“Hospice care is seen as giving up,” explains Patel. “One of our patients who could no longer eat and needed assistance breathing still insisted on being taken to an acute care hospital instead of hospice,” she adds.
And in one case, Patel says, when a patient dying of stage-four cancer wanted to be moved to hospice care, “family members got upset.”
Many Filipino patients, she reports, accept hospice only when they are “totally burned out by treatment, and just a few days before dying.”
Like other Asians, Filipino patients tend to prefer dying at home, where approximately one-quarter of California deaths in 2004 occurred at home instead of a hospice facility, according to the Center for Health Statistics (PDF download).
Patel says her palliative care staffers have received training and continue to train. Many of the staff members are Filipinos, who tend to become close to their patients and are themselves often affected by the deaths.
The staff gets additional support, she explains, like support groups for patients and staff, and confidential discussions with counselors.
Dying is tricky, Patel says.
“Even my own family would still be worried and uncomfortable about putting my grandma in palliative care and hospice,” she admits, “and that includes me,” she adds, laughing.
This is the second and final part of a report Rene Ciria-Cruz wrote through a New America Media "fellowship sponsored by the California Health Care Foundation. The first part—"The Immigrant Way Of Death–Part 1: No Gain With Pain"—was published last week.

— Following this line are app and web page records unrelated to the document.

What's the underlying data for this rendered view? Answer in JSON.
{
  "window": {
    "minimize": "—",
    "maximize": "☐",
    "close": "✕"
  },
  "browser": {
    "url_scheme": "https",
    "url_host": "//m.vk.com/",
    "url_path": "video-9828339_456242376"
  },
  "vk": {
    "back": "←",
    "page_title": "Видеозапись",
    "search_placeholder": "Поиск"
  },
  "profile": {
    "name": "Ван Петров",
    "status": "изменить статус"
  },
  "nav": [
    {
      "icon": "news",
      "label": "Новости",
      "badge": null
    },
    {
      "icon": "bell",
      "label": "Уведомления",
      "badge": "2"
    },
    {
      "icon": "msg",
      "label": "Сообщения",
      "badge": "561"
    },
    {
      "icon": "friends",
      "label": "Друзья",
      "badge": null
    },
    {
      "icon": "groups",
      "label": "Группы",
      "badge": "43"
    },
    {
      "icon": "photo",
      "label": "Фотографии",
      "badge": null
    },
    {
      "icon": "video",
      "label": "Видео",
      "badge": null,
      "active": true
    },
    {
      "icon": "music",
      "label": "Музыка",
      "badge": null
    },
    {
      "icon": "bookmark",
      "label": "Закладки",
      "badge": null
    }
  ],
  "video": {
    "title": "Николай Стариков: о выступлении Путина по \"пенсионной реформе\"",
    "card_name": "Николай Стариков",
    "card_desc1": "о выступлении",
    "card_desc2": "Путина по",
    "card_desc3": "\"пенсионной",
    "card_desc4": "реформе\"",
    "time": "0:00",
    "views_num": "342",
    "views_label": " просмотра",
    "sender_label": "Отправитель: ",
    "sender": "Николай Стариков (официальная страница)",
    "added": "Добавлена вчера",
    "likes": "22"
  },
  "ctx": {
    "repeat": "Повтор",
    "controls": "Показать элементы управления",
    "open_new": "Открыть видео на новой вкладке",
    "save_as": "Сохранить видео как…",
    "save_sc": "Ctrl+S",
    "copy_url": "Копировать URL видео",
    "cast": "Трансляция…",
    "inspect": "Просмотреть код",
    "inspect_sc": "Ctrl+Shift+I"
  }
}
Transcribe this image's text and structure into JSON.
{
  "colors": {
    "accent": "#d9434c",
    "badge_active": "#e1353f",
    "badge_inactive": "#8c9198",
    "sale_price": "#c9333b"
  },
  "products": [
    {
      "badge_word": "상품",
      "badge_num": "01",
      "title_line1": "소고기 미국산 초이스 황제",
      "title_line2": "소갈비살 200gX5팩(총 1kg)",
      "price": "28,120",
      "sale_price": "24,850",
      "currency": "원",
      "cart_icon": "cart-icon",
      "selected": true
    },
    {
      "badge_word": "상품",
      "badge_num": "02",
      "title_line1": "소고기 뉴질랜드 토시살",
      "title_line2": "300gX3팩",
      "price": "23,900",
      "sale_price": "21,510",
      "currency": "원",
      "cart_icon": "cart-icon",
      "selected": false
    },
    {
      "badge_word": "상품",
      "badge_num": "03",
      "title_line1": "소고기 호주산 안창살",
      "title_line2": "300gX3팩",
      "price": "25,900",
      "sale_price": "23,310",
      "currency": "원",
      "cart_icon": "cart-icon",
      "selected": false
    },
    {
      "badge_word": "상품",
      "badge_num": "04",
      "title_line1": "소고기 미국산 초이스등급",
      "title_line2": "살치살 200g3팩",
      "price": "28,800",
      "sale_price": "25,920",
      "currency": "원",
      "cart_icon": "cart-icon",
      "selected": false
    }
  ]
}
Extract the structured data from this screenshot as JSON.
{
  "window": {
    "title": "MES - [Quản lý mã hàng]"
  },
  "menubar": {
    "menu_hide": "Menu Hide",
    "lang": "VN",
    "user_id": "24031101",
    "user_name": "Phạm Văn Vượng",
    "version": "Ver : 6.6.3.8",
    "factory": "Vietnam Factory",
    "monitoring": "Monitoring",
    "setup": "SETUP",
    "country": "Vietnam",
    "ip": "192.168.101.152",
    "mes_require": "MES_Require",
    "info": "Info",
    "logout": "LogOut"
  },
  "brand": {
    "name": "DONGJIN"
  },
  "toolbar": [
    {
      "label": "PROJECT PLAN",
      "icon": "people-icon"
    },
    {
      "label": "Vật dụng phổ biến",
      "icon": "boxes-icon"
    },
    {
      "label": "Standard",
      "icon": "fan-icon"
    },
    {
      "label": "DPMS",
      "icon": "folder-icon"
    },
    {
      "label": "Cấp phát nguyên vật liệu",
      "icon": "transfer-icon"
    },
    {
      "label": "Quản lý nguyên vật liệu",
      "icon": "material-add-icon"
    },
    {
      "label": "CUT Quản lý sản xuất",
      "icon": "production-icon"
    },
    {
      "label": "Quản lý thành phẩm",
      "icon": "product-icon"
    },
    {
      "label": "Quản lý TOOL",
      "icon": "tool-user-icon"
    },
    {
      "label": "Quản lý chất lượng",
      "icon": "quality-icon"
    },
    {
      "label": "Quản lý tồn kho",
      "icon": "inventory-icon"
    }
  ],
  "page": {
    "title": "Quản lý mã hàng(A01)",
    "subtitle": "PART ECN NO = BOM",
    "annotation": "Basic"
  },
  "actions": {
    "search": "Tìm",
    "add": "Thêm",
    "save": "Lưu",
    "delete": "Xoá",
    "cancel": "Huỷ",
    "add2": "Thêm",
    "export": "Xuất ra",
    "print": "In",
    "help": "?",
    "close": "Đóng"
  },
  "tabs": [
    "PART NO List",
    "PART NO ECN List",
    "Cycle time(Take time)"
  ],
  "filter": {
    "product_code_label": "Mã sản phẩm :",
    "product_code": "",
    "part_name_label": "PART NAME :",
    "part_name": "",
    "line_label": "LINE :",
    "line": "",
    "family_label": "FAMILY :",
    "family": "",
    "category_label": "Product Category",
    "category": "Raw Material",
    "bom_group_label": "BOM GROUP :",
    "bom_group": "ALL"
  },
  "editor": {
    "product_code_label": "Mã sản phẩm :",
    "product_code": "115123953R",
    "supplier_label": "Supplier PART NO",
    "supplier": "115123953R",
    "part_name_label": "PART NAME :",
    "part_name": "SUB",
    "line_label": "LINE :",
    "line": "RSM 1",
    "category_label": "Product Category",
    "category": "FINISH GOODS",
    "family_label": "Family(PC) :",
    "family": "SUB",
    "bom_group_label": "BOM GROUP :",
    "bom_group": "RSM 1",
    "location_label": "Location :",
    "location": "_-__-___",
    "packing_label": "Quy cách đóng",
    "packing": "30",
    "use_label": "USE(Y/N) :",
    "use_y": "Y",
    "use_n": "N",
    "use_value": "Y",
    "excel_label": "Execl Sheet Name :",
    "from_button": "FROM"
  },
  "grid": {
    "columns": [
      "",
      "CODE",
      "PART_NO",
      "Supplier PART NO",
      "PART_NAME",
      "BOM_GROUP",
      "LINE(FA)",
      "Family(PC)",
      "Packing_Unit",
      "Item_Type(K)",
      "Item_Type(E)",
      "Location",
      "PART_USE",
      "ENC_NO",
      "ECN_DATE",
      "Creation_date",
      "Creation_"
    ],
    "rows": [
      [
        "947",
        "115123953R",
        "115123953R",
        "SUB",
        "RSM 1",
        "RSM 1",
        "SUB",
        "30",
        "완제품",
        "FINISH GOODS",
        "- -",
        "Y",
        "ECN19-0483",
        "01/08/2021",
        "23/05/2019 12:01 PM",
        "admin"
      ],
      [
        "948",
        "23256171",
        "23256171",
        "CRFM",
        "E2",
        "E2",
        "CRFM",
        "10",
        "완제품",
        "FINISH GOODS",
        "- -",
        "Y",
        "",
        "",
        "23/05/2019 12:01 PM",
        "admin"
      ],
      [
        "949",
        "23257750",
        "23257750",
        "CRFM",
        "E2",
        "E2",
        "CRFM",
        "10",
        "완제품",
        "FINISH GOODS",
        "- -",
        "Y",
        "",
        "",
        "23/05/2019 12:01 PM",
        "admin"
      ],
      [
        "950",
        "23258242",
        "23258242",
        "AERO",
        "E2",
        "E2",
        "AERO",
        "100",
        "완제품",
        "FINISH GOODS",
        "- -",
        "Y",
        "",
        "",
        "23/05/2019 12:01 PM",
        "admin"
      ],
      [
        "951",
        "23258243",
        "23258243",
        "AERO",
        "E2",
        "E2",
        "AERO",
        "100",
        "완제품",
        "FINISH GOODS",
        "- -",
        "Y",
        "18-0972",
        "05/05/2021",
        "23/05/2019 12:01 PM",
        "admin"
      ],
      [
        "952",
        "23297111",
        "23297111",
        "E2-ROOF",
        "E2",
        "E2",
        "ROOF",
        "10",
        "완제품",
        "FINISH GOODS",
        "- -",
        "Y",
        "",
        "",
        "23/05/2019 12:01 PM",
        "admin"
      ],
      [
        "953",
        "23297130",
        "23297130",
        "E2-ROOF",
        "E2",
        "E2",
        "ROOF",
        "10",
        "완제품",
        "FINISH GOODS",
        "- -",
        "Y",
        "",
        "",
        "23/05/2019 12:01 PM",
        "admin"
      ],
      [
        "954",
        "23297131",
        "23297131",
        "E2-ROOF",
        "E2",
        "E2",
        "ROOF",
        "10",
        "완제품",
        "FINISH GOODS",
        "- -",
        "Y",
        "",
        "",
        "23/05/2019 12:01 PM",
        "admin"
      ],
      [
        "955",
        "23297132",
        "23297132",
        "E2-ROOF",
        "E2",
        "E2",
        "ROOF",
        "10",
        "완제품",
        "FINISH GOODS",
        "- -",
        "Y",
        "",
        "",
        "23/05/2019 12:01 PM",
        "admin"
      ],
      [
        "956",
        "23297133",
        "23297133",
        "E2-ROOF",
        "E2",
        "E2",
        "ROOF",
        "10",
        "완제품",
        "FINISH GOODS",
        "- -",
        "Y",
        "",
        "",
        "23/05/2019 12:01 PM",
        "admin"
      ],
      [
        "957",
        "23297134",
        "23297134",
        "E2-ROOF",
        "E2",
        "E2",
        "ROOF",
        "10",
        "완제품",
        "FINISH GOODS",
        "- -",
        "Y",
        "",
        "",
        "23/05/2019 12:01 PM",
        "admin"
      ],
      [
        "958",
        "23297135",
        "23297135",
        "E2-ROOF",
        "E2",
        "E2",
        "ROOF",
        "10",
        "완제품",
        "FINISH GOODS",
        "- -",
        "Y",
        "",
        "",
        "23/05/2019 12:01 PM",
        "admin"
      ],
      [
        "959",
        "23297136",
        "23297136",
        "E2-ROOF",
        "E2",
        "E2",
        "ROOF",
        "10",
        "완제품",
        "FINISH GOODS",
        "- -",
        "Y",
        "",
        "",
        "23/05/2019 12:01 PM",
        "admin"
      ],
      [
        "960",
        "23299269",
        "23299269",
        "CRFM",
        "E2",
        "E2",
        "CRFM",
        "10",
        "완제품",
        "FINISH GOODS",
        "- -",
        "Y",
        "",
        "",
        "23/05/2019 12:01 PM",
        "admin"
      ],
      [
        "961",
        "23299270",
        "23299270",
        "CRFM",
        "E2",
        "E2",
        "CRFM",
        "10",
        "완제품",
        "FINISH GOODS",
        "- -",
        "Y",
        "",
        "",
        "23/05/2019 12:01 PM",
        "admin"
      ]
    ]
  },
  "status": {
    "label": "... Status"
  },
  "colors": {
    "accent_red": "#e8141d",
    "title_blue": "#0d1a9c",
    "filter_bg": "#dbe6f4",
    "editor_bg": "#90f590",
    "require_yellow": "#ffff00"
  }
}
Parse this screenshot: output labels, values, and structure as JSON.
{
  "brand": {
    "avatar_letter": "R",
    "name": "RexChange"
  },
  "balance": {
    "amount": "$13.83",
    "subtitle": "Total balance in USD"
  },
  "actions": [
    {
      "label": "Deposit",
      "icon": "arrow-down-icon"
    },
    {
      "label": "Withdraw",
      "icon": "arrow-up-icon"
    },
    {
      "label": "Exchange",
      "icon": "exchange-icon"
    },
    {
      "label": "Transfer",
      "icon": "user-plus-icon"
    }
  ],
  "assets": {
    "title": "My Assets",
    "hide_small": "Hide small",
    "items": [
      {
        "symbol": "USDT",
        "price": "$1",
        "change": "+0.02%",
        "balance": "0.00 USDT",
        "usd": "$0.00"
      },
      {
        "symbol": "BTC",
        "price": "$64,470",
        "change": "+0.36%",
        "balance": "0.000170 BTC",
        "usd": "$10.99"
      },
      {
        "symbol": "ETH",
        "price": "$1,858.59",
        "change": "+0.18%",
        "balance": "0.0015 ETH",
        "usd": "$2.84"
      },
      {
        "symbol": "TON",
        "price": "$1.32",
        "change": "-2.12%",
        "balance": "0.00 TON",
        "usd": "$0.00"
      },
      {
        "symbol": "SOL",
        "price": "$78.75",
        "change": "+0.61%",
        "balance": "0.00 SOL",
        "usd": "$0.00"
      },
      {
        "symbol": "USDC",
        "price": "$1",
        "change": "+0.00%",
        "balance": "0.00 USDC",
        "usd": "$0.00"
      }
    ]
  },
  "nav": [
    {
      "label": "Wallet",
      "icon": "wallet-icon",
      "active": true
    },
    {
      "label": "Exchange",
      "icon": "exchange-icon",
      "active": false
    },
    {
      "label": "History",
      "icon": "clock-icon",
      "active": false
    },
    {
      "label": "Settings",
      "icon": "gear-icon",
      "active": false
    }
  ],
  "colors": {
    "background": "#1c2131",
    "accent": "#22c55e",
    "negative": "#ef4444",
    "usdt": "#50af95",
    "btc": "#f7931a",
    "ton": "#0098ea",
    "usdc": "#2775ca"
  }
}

Rene Ciria-Cruz, US bureau chief of Inquirer.net and a Positively Filipino editor, wrote this report through a New America Media fellowship sponsored by the California Health Care Foundation.